Half an hour later, we were driving through Beaver, exceedingly dirty. My hands were covered in the chalky dust, and my hand was oozing blood. “Oh, well,” I thought. ”At least we’re almost there.” We pulled up to our house, trepidatious to see what damage had occurred.
I barely glanced around. I stumbled inside as soon as Mama unlocked the front door. In the bathroom, I turned on the faucet. Cold water gushed out. It was slightly brown. I tried to ignore that. Thrusting my hand under it, I grimaced. The scrape stung as the dirt and blood was washed away. I went to find medication for it.
Once my cut was taken care of, I ventured to look outside. It was almost nine o’clock, and the yard was black. “I’ll look in the morning,” I said out loud.
I kept my word, and went out before school the next day. The garden out back was seemingly spread around the entire little yard. I retrieved a rag and washed the grime off the back windows. My hand hurt, but using only your left hand to wash windows is close to impossible. The loose dirt in the air clung to the wet windows as soon as I washed them. I sighed and went around front. The windows in the front didn’t do much better, but I knew Mama wanted our house presentable, and the dirt-encrusted windows were not.
Mama was inside, and she handed me my lunch. “Thanks, Mama,” I mumbled. She nodded. “Let me see that hand,” she said. I held it up gingerly, and she murmured over the large scab. “It’s healing,” she said. She told me to hurry to school, and I did, mortified at the sight of dirt piled up at every curb and on every roof.

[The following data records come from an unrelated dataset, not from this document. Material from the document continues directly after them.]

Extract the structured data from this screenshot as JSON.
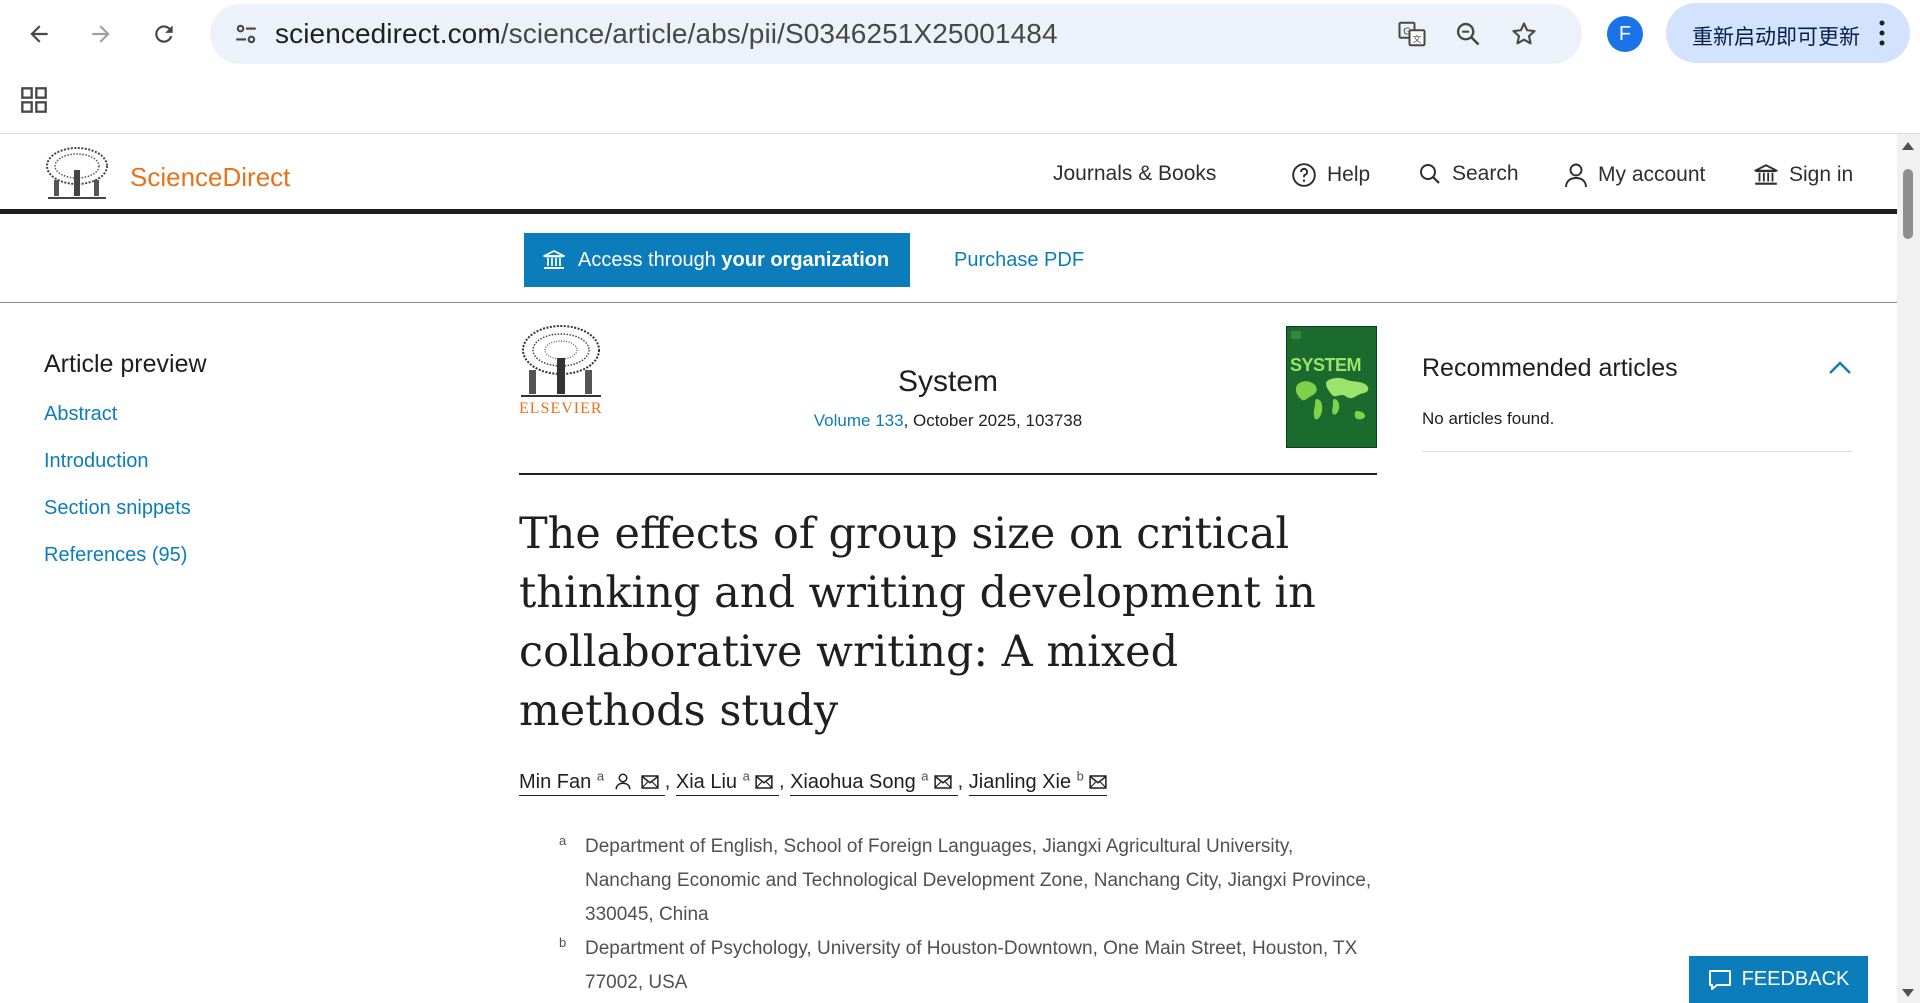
{
  "browser": {
    "url_host": "sciencedirect.com",
    "url_path": "/science/article/abs/pii/S0346251X25001484",
    "profile_initial": "F",
    "update_label": "重新启动即可更新",
    "icons": [
      "back-arrow-icon",
      "forward-arrow-icon",
      "reload-icon",
      "site-info-icon",
      "translate-icon",
      "zoom-icon",
      "bookmark-star-icon",
      "kebab-menu-icon",
      "apps-grid-icon"
    ]
  },
  "header": {
    "brand": "ScienceDirect",
    "journals_books": "Journals & Books",
    "help": "Help",
    "search": "Search",
    "my_account": "My account",
    "sign_in": "Sign in"
  },
  "access": {
    "access_prefix": "Access through ",
    "access_bold": "your organization",
    "purchase": "Purchase PDF"
  },
  "left_nav": {
    "heading": "Article preview",
    "items": [
      "Abstract",
      "Introduction",
      "Section snippets",
      "References (95)"
    ]
  },
  "journal": {
    "publisher": "ELSEVIER",
    "name": "System",
    "volume": "Volume 133",
    "date_article": ", October 2025, 103738",
    "cover_title": "SYSTEM"
  },
  "article": {
    "title": "The effects of group size on critical thinking and writing development in collaborative writing: A mixed methods study",
    "authors": [
      {
        "name": "Min Fan",
        "sup": "a"
      },
      {
        "name": "Xia Liu",
        "sup": "a"
      },
      {
        "name": "Xiaohua Song",
        "sup": "a"
      },
      {
        "name": "Jianling Xie",
        "sup": "b"
      }
    ],
    "separator": ", ",
    "affiliations": [
      {
        "sup": "a",
        "text": "Department of English, School of Foreign Languages, Jiangxi Agricultural University, Nanchang Economic and Technological Development Zone, Nanchang City, Jiangxi Province, 330045, China"
      },
      {
        "sup": "b",
        "text": "Department of Psychology, University of Houston-Downtown, One Main Street, Houston, TX 77002, USA"
      }
    ]
  },
  "recommended": {
    "title": "Recommended articles",
    "empty": "No articles found."
  },
  "feedback": {
    "label": "FEEDBACK"
  },
  "colors": {
    "brand_orange": "#e9711c",
    "link_blue": "#0c7dbb",
    "omnibox_bg": "#edf2fa",
    "update_bg": "#d3e3fd"
  }
}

I showed my cut to Arlene and Lillian, but was careful not to make an ordeal. The whole school didn’t need to know about Leona Burn’s hand. One thing these town kids liked more than hearing a story was telling it, and it got bigger with every round. Thankfully, the girls didn’t seem to deem a cut worthy gossip, and no one made a fuss.